My Lessee exercised their right to execute a 2 year extension after the original 3 year lease expired. I guess this is good news that they still have interest. I just don't know if this means they will start drilling soon or not. I've heard stories about oil companies claiming they will drill and then don't while tying up the mineral acreage from being leased to someone else and also avoiding renewing the lease. Anyone know what rights we as lessors have in terms of receiving information from these companies regarding their intentions?

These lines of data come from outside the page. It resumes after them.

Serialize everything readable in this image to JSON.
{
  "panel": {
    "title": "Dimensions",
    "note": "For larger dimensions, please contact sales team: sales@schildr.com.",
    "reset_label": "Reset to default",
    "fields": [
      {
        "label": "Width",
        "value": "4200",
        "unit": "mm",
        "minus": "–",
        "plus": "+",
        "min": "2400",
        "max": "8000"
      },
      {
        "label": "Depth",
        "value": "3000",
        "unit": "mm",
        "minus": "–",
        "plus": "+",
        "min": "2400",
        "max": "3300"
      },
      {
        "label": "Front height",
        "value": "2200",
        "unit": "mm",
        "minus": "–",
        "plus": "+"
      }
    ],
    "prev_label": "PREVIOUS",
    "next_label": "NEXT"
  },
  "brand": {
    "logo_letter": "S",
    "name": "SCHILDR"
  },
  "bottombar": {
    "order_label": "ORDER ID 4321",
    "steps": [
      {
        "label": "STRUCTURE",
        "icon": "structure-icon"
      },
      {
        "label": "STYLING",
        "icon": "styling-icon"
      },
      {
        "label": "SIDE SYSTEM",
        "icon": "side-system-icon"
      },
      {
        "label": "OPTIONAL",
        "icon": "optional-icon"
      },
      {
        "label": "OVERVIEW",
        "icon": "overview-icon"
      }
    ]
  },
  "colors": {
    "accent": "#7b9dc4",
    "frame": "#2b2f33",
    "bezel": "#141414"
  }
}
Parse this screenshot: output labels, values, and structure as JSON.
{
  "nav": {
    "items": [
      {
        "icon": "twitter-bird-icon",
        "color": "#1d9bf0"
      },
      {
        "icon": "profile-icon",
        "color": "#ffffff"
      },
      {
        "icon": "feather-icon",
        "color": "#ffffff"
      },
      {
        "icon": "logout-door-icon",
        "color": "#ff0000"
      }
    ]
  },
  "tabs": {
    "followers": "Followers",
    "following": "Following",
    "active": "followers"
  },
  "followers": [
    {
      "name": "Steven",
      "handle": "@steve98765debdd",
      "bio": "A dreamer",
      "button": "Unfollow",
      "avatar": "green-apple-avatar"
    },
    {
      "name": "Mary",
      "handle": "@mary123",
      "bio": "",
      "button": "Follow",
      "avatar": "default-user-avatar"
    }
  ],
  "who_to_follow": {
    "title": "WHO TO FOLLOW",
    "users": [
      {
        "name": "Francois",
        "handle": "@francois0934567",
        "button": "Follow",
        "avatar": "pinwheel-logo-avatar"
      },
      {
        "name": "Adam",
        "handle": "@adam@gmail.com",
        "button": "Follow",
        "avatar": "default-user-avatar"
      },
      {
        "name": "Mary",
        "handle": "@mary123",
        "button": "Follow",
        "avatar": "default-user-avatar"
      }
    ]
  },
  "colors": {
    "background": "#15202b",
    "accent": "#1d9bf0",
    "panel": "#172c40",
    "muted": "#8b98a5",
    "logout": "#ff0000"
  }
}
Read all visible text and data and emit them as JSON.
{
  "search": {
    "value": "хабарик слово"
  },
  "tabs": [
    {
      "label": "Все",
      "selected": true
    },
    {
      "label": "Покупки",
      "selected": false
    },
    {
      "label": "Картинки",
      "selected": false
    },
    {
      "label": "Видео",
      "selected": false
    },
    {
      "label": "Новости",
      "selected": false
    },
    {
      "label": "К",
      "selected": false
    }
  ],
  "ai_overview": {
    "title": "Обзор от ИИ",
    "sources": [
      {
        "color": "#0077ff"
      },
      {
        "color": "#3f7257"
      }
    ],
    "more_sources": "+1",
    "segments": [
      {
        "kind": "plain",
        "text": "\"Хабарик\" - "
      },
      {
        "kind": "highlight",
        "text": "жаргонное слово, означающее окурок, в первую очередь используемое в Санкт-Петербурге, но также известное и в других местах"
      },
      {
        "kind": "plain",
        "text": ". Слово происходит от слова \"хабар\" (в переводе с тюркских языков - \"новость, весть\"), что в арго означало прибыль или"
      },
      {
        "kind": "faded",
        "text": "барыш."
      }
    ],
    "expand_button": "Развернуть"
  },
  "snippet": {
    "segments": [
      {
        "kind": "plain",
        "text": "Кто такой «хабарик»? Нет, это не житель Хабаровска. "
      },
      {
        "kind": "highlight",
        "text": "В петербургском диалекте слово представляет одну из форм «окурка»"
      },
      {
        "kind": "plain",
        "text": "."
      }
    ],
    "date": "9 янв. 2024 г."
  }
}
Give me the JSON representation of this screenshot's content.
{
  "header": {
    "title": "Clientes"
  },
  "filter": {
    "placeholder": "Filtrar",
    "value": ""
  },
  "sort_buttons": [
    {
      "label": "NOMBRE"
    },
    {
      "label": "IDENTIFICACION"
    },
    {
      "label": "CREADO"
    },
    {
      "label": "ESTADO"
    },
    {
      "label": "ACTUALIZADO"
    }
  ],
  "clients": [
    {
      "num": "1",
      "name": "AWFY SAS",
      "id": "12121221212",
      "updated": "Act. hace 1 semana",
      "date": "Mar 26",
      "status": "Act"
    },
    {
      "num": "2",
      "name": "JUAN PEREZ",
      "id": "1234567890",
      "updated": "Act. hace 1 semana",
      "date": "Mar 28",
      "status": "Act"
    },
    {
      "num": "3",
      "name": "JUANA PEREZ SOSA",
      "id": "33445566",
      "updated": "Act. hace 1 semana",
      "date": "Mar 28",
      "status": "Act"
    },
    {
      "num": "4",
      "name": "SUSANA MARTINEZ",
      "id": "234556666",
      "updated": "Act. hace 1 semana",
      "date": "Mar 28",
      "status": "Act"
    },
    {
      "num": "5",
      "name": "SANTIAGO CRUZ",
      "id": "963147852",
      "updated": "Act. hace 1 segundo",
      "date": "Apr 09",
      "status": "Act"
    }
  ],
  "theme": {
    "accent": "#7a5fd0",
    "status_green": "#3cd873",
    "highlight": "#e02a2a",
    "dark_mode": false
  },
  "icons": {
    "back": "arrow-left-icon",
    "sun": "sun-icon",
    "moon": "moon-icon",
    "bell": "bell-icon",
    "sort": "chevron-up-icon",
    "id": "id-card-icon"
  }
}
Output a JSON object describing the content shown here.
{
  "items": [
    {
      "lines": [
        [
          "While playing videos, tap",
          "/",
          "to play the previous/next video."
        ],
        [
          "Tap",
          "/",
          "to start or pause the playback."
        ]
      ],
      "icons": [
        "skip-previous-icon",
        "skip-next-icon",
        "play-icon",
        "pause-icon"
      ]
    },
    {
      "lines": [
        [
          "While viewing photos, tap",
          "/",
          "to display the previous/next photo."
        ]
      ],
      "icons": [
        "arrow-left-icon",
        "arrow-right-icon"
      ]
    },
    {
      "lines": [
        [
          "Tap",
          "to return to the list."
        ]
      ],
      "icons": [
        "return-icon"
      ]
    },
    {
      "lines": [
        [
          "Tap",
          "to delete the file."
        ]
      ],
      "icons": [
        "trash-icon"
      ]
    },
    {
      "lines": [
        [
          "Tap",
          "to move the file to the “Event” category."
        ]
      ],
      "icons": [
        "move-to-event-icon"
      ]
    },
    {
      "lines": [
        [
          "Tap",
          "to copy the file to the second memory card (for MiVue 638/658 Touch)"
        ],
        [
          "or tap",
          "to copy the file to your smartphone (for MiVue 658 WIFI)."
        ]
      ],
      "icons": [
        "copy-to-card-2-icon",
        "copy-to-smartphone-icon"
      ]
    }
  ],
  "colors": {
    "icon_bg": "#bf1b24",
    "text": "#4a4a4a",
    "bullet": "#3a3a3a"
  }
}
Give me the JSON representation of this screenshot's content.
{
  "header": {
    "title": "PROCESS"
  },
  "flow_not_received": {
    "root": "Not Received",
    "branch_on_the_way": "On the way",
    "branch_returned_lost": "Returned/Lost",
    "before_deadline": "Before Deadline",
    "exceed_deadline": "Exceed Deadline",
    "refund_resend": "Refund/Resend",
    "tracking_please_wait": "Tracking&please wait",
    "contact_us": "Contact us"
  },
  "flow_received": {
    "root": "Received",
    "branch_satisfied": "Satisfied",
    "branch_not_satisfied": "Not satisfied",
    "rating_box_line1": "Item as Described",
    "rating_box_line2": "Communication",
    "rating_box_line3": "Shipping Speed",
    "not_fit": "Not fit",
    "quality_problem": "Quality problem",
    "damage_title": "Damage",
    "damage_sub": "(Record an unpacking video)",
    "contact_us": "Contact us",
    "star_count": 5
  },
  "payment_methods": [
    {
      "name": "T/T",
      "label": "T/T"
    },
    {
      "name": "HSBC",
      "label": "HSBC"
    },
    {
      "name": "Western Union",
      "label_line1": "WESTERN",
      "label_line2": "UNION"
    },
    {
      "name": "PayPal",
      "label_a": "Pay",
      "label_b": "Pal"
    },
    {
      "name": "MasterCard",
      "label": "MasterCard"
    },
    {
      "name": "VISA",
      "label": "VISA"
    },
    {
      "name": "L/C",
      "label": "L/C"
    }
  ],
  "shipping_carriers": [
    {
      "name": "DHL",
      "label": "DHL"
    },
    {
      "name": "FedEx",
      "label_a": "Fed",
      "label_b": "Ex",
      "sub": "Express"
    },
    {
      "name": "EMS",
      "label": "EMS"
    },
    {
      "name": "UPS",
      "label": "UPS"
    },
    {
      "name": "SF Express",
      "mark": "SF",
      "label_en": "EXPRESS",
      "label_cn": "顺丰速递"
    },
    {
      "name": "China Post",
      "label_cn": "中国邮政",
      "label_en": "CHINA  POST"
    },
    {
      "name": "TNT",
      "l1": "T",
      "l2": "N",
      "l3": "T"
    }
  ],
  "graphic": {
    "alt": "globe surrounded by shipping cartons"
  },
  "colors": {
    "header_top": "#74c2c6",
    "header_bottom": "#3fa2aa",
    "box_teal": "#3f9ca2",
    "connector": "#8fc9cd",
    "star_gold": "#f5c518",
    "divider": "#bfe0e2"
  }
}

The one thing you can do as a lessor is to stay abreast of the activity in and around your immediate area. Take note of any newly drilled wells in regards to the production figures. If this company does not drill during this extension period, I would advise that you let your lease expire (do not top-lease) and when a new lease is negotiated, do not allow for any extension clause. This clause at times only allows the operator to acquire acreage for a lesser price than they could lease at current rates.
Thanks Charles. Good to know about the top-lease, because I was also wondering about that option. I can't believe the current lessee would go to the trouble to extend and then let the lease expire without any activity. There does seem to be constant activity in the vicinity of the mineral acreage and I have been approached by other oil companies about leasing once these leases expire. It's positive that there is so much interest, but I'm in the dark as to what the lessee is planning.
It's sometimes hard to second guess the actions of operators. If the area is very active, I'm sure there is a reason that the extension is wanted. What State and area are your minerals located in? Again, stay abreast of the drilling activity and production figures in the event you get a chance to negotiate new leases in the future.
The Baaken in North Dakota.
Note that the lessee did not sign the lease. The lessee's only obligation under the lease is to share production revenue, if any, and that will most likely be compromised with Lessee's costs of production. Take Mr. Mallory's advice and pay attention to the lease termination clauses when the lease date is reached. Update yourself as to lessee's post primary term rights and then send a notice of lease termination. Evaluate your mineral potential, then determine what a lease is worth to you. Your in a good area for long term mineral values to be realized. Make the most of it.
Next time you will know how important lease provisions are over a getting a little bonus money. Depending on your location, production value may be 4 to 10 times what little bonus you may be offered. Lots of money could go into your pocket that would otherwise go into a lessees pocket at your expense. Good Luck.